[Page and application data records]
******************************

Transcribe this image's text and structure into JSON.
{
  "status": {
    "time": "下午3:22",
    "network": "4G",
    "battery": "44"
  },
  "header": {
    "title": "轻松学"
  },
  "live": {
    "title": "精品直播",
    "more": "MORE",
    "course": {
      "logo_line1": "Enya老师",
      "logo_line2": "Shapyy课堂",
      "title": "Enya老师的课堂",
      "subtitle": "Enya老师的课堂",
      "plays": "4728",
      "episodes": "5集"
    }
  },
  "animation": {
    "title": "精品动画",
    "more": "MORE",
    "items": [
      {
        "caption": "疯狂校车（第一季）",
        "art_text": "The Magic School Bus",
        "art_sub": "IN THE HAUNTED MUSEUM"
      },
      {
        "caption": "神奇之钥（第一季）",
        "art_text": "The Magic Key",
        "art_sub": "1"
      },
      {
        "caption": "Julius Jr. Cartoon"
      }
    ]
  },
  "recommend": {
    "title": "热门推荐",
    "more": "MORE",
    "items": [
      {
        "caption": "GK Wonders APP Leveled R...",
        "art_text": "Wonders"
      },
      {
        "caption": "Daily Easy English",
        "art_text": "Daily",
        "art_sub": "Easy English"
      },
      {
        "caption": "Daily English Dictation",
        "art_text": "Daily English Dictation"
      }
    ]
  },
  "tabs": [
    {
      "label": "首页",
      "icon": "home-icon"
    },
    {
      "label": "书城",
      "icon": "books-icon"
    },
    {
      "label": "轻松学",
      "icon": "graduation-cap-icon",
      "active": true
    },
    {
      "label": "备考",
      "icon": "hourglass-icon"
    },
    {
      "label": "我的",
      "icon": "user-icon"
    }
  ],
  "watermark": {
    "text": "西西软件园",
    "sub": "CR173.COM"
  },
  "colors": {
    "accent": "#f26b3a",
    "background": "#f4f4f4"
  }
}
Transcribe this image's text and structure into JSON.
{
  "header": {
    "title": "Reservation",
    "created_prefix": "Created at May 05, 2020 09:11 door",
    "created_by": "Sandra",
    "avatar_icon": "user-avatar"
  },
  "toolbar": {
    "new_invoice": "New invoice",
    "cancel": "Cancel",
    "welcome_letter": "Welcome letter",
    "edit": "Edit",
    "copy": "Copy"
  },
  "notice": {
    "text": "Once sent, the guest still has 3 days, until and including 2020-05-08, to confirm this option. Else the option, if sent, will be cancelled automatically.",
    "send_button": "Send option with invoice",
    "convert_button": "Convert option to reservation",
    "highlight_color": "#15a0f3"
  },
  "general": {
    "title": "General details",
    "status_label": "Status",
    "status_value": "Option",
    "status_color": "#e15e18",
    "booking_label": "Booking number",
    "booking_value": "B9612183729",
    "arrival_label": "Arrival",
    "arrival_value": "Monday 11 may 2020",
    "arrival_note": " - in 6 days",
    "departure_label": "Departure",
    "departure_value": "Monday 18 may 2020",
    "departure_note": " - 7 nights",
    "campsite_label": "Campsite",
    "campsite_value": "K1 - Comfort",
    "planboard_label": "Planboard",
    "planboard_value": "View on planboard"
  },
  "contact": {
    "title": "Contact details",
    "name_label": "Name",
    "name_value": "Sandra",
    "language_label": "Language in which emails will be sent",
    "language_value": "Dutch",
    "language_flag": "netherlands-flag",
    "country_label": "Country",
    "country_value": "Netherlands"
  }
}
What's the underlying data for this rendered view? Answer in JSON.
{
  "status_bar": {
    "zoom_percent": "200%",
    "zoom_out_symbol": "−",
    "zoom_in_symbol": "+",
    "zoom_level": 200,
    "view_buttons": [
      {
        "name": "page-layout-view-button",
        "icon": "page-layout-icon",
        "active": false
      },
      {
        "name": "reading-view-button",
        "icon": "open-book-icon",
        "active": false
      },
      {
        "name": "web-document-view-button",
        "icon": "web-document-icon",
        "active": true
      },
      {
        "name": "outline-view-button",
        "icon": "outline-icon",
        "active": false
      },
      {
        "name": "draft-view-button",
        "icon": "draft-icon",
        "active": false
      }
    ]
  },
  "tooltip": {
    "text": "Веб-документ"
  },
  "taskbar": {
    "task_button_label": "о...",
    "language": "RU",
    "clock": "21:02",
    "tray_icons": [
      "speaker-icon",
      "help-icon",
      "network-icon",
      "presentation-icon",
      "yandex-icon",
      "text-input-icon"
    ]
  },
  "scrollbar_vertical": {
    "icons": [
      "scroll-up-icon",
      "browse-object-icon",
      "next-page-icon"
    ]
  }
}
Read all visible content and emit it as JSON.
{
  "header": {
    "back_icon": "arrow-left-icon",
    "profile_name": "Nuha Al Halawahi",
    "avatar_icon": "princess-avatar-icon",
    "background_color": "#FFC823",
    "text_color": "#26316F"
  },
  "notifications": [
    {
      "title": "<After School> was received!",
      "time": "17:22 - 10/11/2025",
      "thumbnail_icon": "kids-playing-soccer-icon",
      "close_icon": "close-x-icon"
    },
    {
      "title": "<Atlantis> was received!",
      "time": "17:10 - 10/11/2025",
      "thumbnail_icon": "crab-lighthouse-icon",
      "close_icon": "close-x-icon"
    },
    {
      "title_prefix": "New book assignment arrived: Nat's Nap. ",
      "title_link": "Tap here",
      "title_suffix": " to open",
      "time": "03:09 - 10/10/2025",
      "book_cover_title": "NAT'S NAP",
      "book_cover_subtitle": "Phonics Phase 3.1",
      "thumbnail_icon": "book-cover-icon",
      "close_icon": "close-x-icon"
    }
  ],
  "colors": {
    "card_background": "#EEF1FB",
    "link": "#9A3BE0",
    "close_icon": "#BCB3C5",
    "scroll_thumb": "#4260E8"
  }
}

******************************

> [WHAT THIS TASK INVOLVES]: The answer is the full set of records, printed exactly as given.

> [THE COMPLETED TASK]:
Transcribe this image's text and structure into JSON.
{
  "status": {
    "time": "下午3:22",
    "network": "4G",
    "battery": "44"
  },
  "header": {
    "title": "轻松学"
  },
  "live": {
    "title": "精品直播",
    "more": "MORE",
    "course": {
      "logo_line1": "Enya老师",
      "logo_line2": "Shapyy课堂",
      "title": "Enya老师的课堂",
      "subtitle": "Enya老师的课堂",
      "plays": "4728",
      "episodes": "5集"
    }
  },
  "animation": {
    "title": "精品动画",
    "more": "MORE",
    "items": [
      {
        "caption": "疯狂校车（第一季）",
        "art_text": "The Magic School Bus",
        "art_sub": "IN THE HAUNTED MUSEUM"
      },
      {
        "caption": "神奇之钥（第一季）",
        "art_text": "The Magic Key",
        "art_sub": "1"
      },
      {
        "caption": "Julius Jr. Cartoon"
      }
    ]
  },
  "recommend": {
    "title": "热门推荐",
    "more": "MORE",
    "items": [
      {
        "caption": "GK Wonders APP Leveled R...",
        "art_text": "Wonders"
      },
      {
        "caption": "Daily Easy English",
        "art_text": "Daily",
        "art_sub": "Easy English"
      },
      {
        "caption": "Daily English Dictation",
        "art_text": "Daily English Dictation"
      }
    ]
  },
  "tabs": [
    {
      "label": "首页",
      "icon": "home-icon"
    },
    {
      "label": "书城",
      "icon": "books-icon"
    },
    {
      "label": "轻松学",
      "icon": "graduation-cap-icon",
      "active": true
    },
    {
      "label": "备考",
      "icon": "hourglass-icon"
    },
    {
      "label": "我的",
      "icon": "user-icon"
    }
  ],
  "watermark": {
    "text": "西西软件园",
    "sub": "CR173.COM"
  },
  "colors": {
    "accent": "#f26b3a",
    "background": "#f4f4f4"
  }
}
Transcribe this image's text and structure into JSON.
{
  "header": {
    "title": "Reservation",
    "created_prefix": "Created at May 05, 2020 09:11 door",
    "created_by": "Sandra",
    "avatar_icon": "user-avatar"
  },
  "toolbar": {
    "new_invoice": "New invoice",
    "cancel": "Cancel",
    "welcome_letter": "Welcome letter",
    "edit": "Edit",
    "copy": "Copy"
  },
  "notice": {
    "text": "Once sent, the guest still has 3 days, until and including 2020-05-08, to confirm this option. Else the option, if sent, will be cancelled automatically.",
    "send_button": "Send option with invoice",
    "convert_button": "Convert option to reservation",
    "highlight_color": "#15a0f3"
  },
  "general": {
    "title": "General details",
    "status_label": "Status",
    "status_value": "Option",
    "status_color": "#e15e18",
    "booking_label": "Booking number",
    "booking_value": "B9612183729",
    "arrival_label": "Arrival",
    "arrival_value": "Monday 11 may 2020",
    "arrival_note": " - in 6 days",
    "departure_label": "Departure",
    "departure_value": "Monday 18 may 2020",
    "departure_note": " - 7 nights",
    "campsite_label": "Campsite",
    "campsite_value": "K1 - Comfort",
    "planboard_label": "Planboard",
    "planboard_value": "View on planboard"
  },
  "contact": {
    "title": "Contact details",
    "name_label": "Name",
    "name_value": "Sandra",
    "language_label": "Language in which emails will be sent",
    "language_value": "Dutch",
    "language_flag": "netherlands-flag",
    "country_label": "Country",
    "country_value": "Netherlands"
  }
}
What's the underlying data for this rendered view? Answer in JSON.
{
  "status_bar": {
    "zoom_percent": "200%",
    "zoom_out_symbol": "−",
    "zoom_in_symbol": "+",
    "zoom_level": 200,
    "view_buttons": [
      {
        "name": "page-layout-view-button",
        "icon": "page-layout-icon",
        "active": false
      },
      {
        "name": "reading-view-button",
        "icon": "open-book-icon",
        "active": false
      },
      {
        "name": "web-document-view-button",
        "icon": "web-document-icon",
        "active": true
      },
      {
        "name": "outline-view-button",
        "icon": "outline-icon",
        "active": false
      },
      {
        "name": "draft-view-button",
        "icon": "draft-icon",
        "active": false
      }
    ]
  },
  "tooltip": {
    "text": "Веб-документ"
  },
  "taskbar": {
    "task_button_label": "о...",
    "language": "RU",
    "clock": "21:02",
    "tray_icons": [
      "speaker-icon",
      "help-icon",
      "network-icon",
      "presentation-icon",
      "yandex-icon",
      "text-input-icon"
    ]
  },
  "scrollbar_vertical": {
    "icons": [
      "scroll-up-icon",
      "browse-object-icon",
      "next-page-icon"
    ]
  }
}
Read all visible content and emit it as JSON.
{
  "header": {
    "back_icon": "arrow-left-icon",
    "profile_name": "Nuha Al Halawahi",
    "avatar_icon": "princess-avatar-icon",
    "background_color": "#FFC823",
    "text_color": "#26316F"
  },
  "notifications": [
    {
      "title": "<After School> was received!",
      "time": "17:22 - 10/11/2025",
      "thumbnail_icon": "kids-playing-soccer-icon",
      "close_icon": "close-x-icon"
    },
    {
      "title": "<Atlantis> was received!",
      "time": "17:10 - 10/11/2025",
      "thumbnail_icon": "crab-lighthouse-icon",
      "close_icon": "close-x-icon"
    },
    {
      "title_prefix": "New book assignment arrived: Nat's Nap. ",
      "title_link": "Tap here",
      "title_suffix": " to open",
      "time": "03:09 - 10/10/2025",
      "book_cover_title": "NAT'S NAP",
      "book_cover_subtitle": "Phonics Phase 3.1",
      "thumbnail_icon": "book-cover-icon",
      "close_icon": "close-x-icon"
    }
  ],
  "colors": {
    "card_background": "#EEF1FB",
    "link": "#9A3BE0",
    "close_icon": "#BCB3C5",
    "scroll_thumb": "#4260E8"
  }
}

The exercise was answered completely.